» **Source data**
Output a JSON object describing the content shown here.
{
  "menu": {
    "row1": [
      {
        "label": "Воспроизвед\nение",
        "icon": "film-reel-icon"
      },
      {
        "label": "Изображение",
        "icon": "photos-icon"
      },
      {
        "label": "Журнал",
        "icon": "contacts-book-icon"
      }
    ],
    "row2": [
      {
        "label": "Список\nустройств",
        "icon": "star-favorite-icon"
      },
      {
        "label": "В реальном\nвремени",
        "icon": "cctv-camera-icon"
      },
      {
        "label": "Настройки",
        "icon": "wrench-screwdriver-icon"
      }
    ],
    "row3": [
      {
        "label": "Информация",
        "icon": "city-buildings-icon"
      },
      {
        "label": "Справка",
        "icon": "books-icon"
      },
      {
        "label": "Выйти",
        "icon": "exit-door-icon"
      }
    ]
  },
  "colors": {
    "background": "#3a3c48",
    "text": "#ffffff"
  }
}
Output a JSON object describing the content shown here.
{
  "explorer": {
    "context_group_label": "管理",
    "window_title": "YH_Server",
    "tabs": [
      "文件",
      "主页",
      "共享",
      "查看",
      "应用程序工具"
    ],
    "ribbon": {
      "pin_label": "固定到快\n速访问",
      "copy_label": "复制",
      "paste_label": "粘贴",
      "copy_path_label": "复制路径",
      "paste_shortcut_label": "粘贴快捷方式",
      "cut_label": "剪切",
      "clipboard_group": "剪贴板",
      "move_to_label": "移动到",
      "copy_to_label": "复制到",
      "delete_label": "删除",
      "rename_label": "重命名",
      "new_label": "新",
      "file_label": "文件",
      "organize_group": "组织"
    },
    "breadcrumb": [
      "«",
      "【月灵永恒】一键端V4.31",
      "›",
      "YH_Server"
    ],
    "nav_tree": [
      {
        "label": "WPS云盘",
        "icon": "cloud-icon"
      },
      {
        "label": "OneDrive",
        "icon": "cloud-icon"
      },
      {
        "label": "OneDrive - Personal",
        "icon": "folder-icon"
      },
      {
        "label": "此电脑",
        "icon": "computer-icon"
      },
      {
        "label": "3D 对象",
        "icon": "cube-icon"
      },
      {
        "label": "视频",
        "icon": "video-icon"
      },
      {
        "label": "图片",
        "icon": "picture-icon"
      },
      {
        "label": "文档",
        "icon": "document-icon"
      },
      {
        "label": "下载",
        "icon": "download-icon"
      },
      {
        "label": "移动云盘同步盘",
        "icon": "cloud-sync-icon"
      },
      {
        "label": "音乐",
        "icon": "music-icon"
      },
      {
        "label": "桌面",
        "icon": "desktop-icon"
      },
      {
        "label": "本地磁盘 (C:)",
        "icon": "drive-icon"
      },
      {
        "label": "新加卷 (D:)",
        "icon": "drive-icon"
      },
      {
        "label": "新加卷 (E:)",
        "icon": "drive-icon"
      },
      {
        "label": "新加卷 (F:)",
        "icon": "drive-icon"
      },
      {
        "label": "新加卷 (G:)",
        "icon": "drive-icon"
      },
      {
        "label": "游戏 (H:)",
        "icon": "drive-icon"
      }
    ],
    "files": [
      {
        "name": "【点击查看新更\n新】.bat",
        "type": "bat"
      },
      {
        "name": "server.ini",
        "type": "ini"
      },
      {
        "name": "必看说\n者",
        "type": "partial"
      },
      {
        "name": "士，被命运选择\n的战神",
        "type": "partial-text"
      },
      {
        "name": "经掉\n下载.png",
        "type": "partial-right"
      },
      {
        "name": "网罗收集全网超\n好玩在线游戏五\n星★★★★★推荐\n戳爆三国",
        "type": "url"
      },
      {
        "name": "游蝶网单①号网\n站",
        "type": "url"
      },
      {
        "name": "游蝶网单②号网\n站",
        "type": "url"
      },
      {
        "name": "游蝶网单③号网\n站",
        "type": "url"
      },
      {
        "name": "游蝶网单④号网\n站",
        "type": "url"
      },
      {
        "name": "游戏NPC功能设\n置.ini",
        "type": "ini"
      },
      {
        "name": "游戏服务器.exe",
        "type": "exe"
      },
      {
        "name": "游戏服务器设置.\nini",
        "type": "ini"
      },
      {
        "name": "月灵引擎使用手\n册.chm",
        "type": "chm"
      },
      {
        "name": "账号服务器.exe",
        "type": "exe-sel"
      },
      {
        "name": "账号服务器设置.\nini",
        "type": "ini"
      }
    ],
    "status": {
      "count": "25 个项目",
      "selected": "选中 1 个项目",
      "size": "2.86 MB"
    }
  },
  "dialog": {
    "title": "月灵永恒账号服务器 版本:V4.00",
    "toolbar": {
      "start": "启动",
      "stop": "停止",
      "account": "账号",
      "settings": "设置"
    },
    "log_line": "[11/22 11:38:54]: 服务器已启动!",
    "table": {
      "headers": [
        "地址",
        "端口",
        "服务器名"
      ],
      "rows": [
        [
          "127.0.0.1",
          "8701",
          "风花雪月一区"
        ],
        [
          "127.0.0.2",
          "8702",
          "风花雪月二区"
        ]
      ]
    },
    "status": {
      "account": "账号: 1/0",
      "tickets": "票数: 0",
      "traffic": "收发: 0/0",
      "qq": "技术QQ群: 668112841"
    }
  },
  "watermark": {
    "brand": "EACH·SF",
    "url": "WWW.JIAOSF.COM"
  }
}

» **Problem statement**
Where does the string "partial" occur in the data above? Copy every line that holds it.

» **Expected answer**
        "type": "partial"
        "type": "partial-text"
        "type": "partial-right"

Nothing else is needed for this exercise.